- _What you are asked to do_:
Could you restate the data word for word and drop the pictures?

- _Source data_:

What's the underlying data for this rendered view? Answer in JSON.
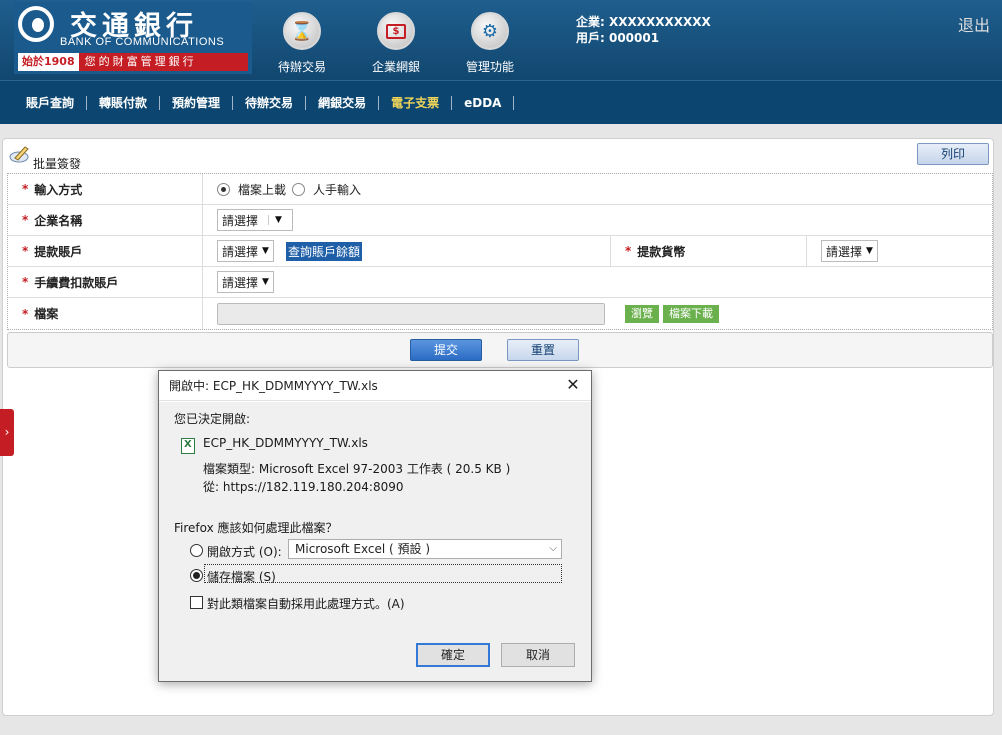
{
  "header": {
    "logo_cn": "交通銀行",
    "logo_en": "BANK OF COMMUNICATIONS",
    "logo_since": "始於1908",
    "logo_motto": "您的財富管理銀行",
    "nav": [
      {
        "label": "待辦交易",
        "icon": "hourglass-icon"
      },
      {
        "label": "企業網銀",
        "icon": "monitor-dollar-icon"
      },
      {
        "label": "管理功能",
        "icon": "gears-icon"
      }
    ],
    "company_line": "企業: XXXXXXXXXXX",
    "user_line": "用戶: 000001",
    "logout": "退出"
  },
  "menu": [
    "賬戶查詢",
    "轉賬付款",
    "預約管理",
    "待辦交易",
    "網銀交易",
    "電子支票",
    "eDDA"
  ],
  "menu_active": "電子支票",
  "panel": {
    "title": "批量簽發",
    "print": "列印"
  },
  "form": {
    "required_mark": "*",
    "input_method_label": "輸入方式",
    "input_method_options": [
      "檔案上載",
      "人手輸入"
    ],
    "company_label": "企業名稱",
    "company_select": "請選擇",
    "account_label": "提款賬戶",
    "account_select": "請選擇",
    "query_balance": "查詢賬戶餘額",
    "currency_label": "提款貨幣",
    "currency_select": "請選擇",
    "fee_label": "手續費扣款賬戶",
    "fee_select": "請選擇",
    "file_label": "檔案",
    "browse": "瀏覽",
    "download": "檔案下載",
    "submit": "提交",
    "reset": "重置"
  },
  "side_tab": "›",
  "dialog": {
    "title": "開啟中: ECP_HK_DDMMYYYY_TW.xls",
    "close": "✕",
    "decided": "您已決定開啟:",
    "filename": "ECP_HK_DDMMYYYY_TW.xls",
    "filetype": "檔案類型:  Microsoft Excel 97-2003 工作表 ( 20.5 KB )",
    "from": "從:  https://182.119.180.204:8090",
    "question": "Firefox 應該如何處理此檔案？",
    "open_with": "開啟方式 (O):",
    "open_with_u": "O",
    "app": "Microsoft Excel ( 預設 )",
    "save": "儲存檔案 (S)",
    "auto": "對此類檔案自動採用此處理方式。(A)",
    "ok": "確定",
    "cancel": "取消"
  }
}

- _Solution to this problem_:
What's the underlying data for this rendered view? Answer in JSON.
{
  "header": {
    "logo_cn": "交通銀行",
    "logo_en": "BANK OF COMMUNICATIONS",
    "logo_since": "始於1908",
    "logo_motto": "您的財富管理銀行",
    "nav": [
      {
        "label": "待辦交易",
        "icon": "hourglass-icon"
      },
      {
        "label": "企業網銀",
        "icon": "monitor-dollar-icon"
      },
      {
        "label": "管理功能",
        "icon": "gears-icon"
      }
    ],
    "company_line": "企業: XXXXXXXXXXX",
    "user_line": "用戶: 000001",
    "logout": "退出"
  },
  "menu": [
    "賬戶查詢",
    "轉賬付款",
    "預約管理",
    "待辦交易",
    "網銀交易",
    "電子支票",
    "eDDA"
  ],
  "menu_active": "電子支票",
  "panel": {
    "title": "批量簽發",
    "print": "列印"
  },
  "form": {
    "required_mark": "*",
    "input_method_label": "輸入方式",
    "input_method_options": [
      "檔案上載",
      "人手輸入"
    ],
    "company_label": "企業名稱",
    "company_select": "請選擇",
    "account_label": "提款賬戶",
    "account_select": "請選擇",
    "query_balance": "查詢賬戶餘額",
    "currency_label": "提款貨幣",
    "currency_select": "請選擇",
    "fee_label": "手續費扣款賬戶",
    "fee_select": "請選擇",
    "file_label": "檔案",
    "browse": "瀏覽",
    "download": "檔案下載",
    "submit": "提交",
    "reset": "重置"
  },
  "side_tab": "›",
  "dialog": {
    "title": "開啟中: ECP_HK_DDMMYYYY_TW.xls",
    "close": "✕",
    "decided": "您已決定開啟:",
    "filename": "ECP_HK_DDMMYYYY_TW.xls",
    "filetype": "檔案類型:  Microsoft Excel 97-2003 工作表 ( 20.5 KB )",
    "from": "從:  https://182.119.180.204:8090",
    "question": "Firefox 應該如何處理此檔案？",
    "open_with": "開啟方式 (O):",
    "open_with_u": "O",
    "app": "Microsoft Excel ( 預設 )",
    "save": "儲存檔案 (S)",
    "auto": "對此類檔案自動採用此處理方式。(A)",
    "ok": "確定",
    "cancel": "取消"
  }
}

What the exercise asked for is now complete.